In previous editions of the DSM, the stoppage of menstruation was mentioned as a diagnostic cue. This was changed in the current edition, to include boys and men (as well as prepubescent girls), but it is a common sign of anorexia nervosa in adolescent and adult women. Of course, this is not an obvious sign, but medical professionals may inquire about this if they suspect the presence of anorexia nervosa.

Can a person have anorexia nervosa and another eating disorder at the same time?

Strictly speaking, no, but this is a bit misleading. There is a binging/purging form of anorexia nervosa that is separate from the restricting type. It resembles bulimia nervosa, although it is interspersed with restrictions that bulimia nervosa normally isn’t. Bulimia nervosa patients are not necessarily underweight, although they are usually “on a diet” and dissatisfied with their weight.

People with anorexia nervosa also sometimes change their disordered eating patterns, although this is rare. A person with anorexia might occasionally binge eat out of hunger, then feel ashamed and panicked about the binge eating episode. Afterward, vomiting or another purging form like excessive exercise is common, as is increased restriction in the days following the episode. People have received multiple eating disorder diagnoses, but usually anorexia nervosa is the primary focus in treatment.

If a loved one is intentionally vomiting or fasting after meals but only some of the time, should parents be worried?

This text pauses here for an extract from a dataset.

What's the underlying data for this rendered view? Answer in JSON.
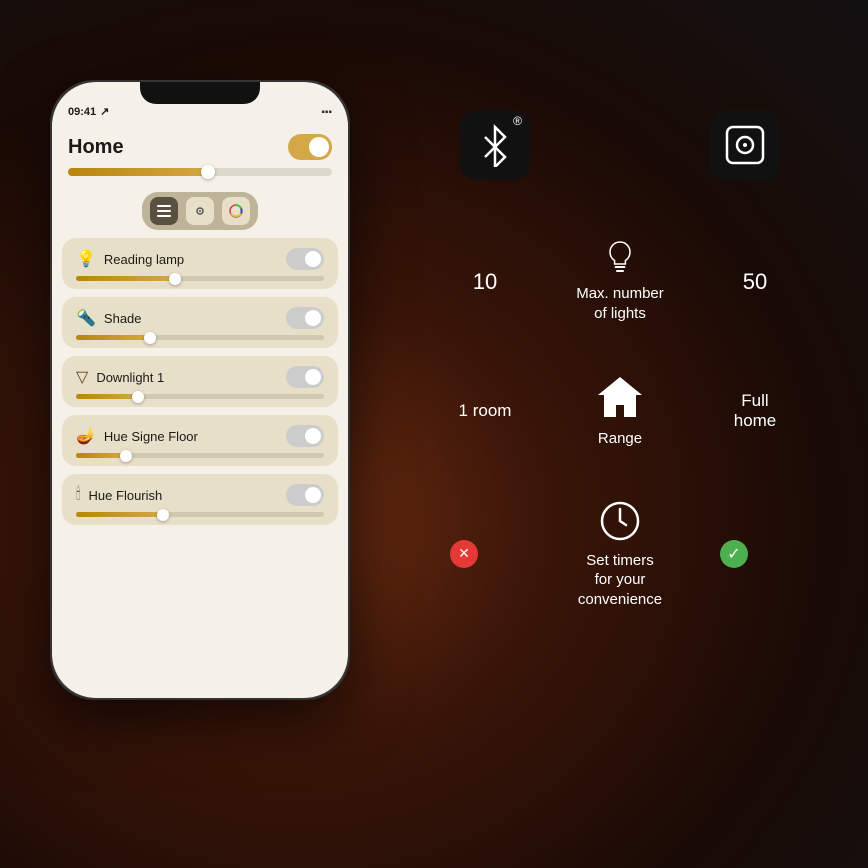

Yes. Anytime someone feels the need to purge after a meal, whether that means fasting or self-induced vomiting and laxative use – they are likely dealing with underlying psychological issues surrounding food, their body shape, and weight. While this doesn’t necessarily mean they are showing clear signs of either anorexia nervosa or bulimia nervosa, it could be an atypical form of either disorder, and the family needs to consider reaching out for help.

Wrapping Up

Anorexia nervosa is a serious mental health disorder that can ruin lives, but once it’s demystified, it’s easy to see that it can be treated. Using a combination of therapy, behavioral modification, and nutritional education, a full recovery is achievable. Modern anorexia nervosa treatment centers offer residential and outpatient treatment programs, in many cases specifically geared toward adolescents. These facilities include comfortable, home-like bedrooms and living facilities fully stocked kitchens and dining facilities, movement rooms, educational facilities, and much more.

If your daughter or an adolescent you love is showing these signs or symptoms, don’t hesitate.  Reach out to your doctor or an eating disorder specialist as soon as possible.  Anorexia nervosa can be beaten – it’s best to start early.


Melissa Spann, PhD, LMHC, CEDS-S

Melissa Orshan Spann, PhD, LMHC, RTY 200, is Chief Clinical Officer at Monte Nido & Affiliates, overseeing the clinical operations and programming for over 50 programs across the U.S. Dr. Spann is a Certified Eating Disorder Specialist and clinical supervisor as well as an accomplished presenter and passionate clinician who has spent her career working in the eating disorder field in higher levels of care. She is a member of the Academy for Eating Disorders and the International Association of Eating Disorder Professionals where she serves on the national certification committee, supervision faculty, and is on the board of her local chapter. She received her doctoral degree from Drexel University, master’s degree from the University of Miami, and bachelor’s degree from the University of Florida.